Philly TV Legend Sally Starr Is Dead at 90
One of Philadelphia’s iconic TV show hosts is gone. Sally Starr passed away Sunday. She turned 90 on Saturday.
“Our Gal Sal” started out in country music, but most of us knew Sally Starr for her daily “Popeye Theatre” which aired for a quarter century on Channel 6, ending in 1971.
Carter Merbreier is better known to many as the beloved Captain Noah. His show ran alongside Starr’s for over a decade and they worked in cubicles right next to each other.
“She was just a beautiful woman,” he said. “Everything she did was for the children. She went out to every fair, she rode on more firetrucks, she just was a real professional for the kids.”
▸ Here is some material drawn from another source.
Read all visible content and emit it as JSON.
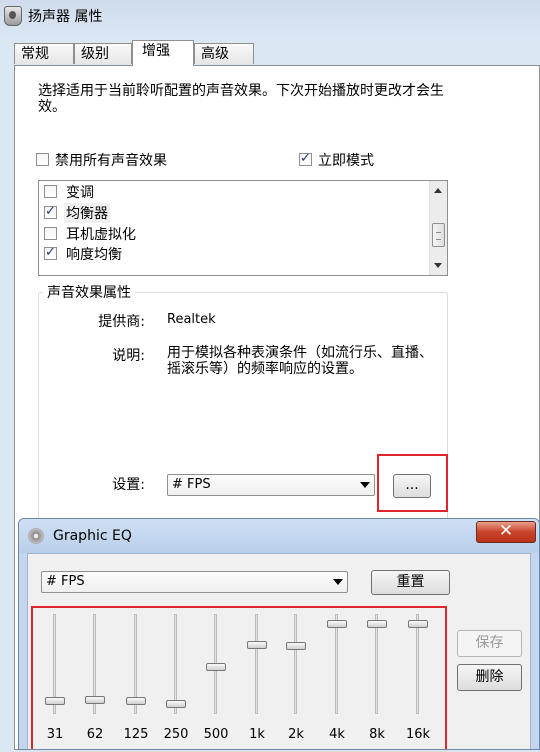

“Sally Starr is an icon, and she will always be remembered as an icon,” said DJ Jerry Blavat, adding:
“She was someone who was pure. Her persona was always Sally Starr. She understood the importance of being a personality on and off the air. She was always in costume. She represented the true style of what it was to be a personality.”
I remembered explaining to him that during my childhood, I spent two hours a day, five days a week with Sally – time I couldn’t spend with him, because he had to work. This, I reasoned, made her a significant figure in my life, and I was sure that thousands of fellow boomers felt the same way.
Seldom have I been more correct about anything. Virtually every news organization within 60 miles used the “Sally Starr Returns” story. For three days, people who couldn’t tell an RV from a VCR waited – sometimes for an hour or more – just to get a hug or an autograph from, and/or take a picture with, the still-charismatic Starr, who had a new cowgirl costume made just for the appearance.
Read Michael Callahan’s 2011 ode, “Where Have You Gone, Sally Starr? A Requiem for the Philly TV Star.”